▶ [EXERCISE BRIEF]
Filter the records below for the word "this". Copy each line that holds it.

BEGIN SOURCE DATA

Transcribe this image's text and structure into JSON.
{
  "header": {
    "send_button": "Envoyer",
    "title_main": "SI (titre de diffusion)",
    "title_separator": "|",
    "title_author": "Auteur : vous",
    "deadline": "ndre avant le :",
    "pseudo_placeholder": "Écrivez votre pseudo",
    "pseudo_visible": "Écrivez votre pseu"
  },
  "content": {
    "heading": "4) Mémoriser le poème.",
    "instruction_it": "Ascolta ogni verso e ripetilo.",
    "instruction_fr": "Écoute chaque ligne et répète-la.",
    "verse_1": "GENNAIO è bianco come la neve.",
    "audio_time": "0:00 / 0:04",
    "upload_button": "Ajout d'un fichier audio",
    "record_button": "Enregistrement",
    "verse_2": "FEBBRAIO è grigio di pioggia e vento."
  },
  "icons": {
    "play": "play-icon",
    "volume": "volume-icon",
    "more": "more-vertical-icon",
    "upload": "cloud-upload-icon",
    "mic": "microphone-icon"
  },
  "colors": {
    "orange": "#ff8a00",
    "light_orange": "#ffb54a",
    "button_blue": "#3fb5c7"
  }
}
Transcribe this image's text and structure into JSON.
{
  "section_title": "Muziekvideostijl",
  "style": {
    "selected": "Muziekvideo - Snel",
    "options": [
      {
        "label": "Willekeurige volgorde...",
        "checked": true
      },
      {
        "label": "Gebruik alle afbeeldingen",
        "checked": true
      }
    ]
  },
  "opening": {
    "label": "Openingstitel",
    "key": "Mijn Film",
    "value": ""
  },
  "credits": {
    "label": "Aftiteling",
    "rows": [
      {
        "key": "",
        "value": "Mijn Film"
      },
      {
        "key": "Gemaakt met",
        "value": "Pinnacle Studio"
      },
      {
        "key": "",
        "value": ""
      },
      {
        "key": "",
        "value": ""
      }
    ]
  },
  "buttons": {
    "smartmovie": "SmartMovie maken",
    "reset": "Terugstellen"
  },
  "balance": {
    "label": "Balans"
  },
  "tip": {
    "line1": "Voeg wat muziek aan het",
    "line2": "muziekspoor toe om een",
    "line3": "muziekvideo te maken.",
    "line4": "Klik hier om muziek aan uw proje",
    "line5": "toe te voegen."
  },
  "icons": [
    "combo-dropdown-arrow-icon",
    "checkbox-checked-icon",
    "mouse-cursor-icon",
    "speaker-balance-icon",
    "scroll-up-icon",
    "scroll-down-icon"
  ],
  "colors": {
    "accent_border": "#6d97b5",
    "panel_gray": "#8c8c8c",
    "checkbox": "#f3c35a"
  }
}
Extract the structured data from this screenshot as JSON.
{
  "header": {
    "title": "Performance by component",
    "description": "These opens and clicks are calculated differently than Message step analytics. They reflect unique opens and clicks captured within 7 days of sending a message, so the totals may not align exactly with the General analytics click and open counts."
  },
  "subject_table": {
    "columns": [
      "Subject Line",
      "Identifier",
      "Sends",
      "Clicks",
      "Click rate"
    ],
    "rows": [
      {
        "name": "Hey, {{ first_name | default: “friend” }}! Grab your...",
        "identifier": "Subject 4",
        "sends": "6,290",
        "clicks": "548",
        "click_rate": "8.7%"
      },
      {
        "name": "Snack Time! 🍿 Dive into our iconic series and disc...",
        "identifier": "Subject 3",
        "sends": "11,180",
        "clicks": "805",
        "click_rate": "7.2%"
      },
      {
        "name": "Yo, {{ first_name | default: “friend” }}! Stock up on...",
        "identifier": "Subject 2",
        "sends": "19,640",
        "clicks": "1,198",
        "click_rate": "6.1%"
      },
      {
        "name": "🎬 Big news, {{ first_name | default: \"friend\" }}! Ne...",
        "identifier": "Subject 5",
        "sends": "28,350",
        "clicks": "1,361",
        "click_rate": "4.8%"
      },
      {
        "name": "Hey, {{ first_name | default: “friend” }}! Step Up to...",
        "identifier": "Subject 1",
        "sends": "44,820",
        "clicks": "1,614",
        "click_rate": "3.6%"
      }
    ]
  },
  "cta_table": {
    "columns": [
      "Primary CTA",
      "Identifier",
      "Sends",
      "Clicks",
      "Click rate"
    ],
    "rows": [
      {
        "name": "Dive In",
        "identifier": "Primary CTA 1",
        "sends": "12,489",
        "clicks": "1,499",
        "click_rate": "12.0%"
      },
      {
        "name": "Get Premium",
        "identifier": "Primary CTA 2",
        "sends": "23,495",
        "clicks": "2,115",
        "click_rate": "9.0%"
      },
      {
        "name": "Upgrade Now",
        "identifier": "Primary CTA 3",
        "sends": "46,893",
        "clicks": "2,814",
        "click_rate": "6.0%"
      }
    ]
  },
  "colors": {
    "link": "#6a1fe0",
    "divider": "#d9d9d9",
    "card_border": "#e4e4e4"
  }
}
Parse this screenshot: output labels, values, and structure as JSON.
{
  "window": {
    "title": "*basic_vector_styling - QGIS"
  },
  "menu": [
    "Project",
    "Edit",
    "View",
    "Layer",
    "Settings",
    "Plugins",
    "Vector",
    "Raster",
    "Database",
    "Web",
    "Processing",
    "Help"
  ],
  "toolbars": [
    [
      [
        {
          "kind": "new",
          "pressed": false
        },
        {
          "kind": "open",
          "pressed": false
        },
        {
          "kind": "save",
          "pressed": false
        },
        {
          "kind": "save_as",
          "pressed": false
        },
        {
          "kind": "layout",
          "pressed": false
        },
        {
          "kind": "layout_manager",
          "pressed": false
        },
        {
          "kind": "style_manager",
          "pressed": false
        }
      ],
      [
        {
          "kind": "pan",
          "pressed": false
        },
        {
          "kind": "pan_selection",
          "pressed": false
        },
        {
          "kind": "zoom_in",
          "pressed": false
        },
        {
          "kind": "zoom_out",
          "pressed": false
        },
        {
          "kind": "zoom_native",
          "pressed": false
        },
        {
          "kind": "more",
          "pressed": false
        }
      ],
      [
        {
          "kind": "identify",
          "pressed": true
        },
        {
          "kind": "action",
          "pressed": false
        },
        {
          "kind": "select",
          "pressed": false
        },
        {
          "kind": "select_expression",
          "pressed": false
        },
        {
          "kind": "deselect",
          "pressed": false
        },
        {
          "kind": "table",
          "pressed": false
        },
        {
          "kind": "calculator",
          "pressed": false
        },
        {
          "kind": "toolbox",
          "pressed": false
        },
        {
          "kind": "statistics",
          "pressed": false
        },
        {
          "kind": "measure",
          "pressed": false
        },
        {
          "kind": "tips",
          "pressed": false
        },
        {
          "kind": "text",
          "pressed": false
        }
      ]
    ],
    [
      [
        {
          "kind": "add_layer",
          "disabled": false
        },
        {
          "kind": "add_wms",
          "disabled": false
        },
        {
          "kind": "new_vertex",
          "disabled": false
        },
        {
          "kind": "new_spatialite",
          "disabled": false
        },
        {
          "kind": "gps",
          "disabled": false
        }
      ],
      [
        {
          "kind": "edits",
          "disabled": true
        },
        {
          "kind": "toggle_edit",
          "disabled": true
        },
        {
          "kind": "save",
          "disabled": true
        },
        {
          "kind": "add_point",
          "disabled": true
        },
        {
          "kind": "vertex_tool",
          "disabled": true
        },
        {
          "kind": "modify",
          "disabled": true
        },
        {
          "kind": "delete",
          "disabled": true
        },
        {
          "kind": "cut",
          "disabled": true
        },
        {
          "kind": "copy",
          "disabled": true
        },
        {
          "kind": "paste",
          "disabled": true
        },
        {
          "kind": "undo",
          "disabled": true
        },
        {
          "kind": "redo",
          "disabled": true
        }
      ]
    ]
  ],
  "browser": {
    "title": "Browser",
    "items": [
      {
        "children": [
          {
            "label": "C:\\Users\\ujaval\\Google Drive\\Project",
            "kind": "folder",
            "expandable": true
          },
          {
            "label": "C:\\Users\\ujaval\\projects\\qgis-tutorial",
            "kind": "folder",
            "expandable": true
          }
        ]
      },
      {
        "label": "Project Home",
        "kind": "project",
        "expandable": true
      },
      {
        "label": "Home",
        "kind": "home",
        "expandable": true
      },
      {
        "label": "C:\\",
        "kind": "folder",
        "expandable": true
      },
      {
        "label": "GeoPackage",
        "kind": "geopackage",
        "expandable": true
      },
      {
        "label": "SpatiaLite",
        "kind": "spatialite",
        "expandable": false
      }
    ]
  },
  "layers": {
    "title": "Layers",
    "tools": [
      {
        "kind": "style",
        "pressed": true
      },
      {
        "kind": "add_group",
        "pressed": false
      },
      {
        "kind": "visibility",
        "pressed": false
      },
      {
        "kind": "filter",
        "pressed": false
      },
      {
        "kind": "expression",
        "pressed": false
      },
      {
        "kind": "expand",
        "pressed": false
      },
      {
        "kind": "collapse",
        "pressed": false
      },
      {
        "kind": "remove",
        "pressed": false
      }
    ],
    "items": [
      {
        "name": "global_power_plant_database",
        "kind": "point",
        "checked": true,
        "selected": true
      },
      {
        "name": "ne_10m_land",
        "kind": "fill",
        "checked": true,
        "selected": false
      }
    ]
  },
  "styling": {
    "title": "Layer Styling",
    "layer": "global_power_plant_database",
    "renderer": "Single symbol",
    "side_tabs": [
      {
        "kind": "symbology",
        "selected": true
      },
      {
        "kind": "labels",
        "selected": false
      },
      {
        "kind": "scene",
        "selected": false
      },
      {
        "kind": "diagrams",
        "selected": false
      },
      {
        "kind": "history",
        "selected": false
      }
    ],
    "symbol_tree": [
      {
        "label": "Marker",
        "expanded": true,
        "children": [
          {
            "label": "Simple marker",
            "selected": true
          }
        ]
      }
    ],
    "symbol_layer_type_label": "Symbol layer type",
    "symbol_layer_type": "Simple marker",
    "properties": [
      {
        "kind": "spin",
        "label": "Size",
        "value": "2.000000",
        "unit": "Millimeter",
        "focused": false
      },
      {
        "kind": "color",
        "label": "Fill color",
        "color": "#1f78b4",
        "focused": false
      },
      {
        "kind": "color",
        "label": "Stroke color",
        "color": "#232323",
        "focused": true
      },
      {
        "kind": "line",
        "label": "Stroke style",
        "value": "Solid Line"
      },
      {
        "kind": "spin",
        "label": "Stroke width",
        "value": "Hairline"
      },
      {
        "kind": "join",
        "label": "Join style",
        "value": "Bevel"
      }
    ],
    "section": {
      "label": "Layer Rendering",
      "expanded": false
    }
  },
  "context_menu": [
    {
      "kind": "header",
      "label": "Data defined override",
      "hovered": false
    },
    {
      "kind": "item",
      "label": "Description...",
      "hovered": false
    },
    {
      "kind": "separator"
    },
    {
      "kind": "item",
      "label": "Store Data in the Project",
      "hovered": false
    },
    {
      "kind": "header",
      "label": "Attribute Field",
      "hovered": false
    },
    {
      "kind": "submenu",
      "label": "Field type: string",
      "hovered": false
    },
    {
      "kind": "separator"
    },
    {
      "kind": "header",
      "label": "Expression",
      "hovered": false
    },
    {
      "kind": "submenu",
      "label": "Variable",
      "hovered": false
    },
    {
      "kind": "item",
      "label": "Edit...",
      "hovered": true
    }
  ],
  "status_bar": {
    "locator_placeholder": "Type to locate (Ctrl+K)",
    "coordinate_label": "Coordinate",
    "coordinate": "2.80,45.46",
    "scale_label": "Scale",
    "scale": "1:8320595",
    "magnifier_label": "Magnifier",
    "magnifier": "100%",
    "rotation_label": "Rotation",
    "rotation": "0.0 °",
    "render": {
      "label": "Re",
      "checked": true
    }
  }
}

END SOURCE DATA

▶ [COMPLETED TASK]
Transcribe this image's text and structure into JSON.
Transcribe this image's text and structure into JSON.
Extract the structured data from this screenshot as JSON.
Parse this screenshot: output labels, values, and structure as JSON.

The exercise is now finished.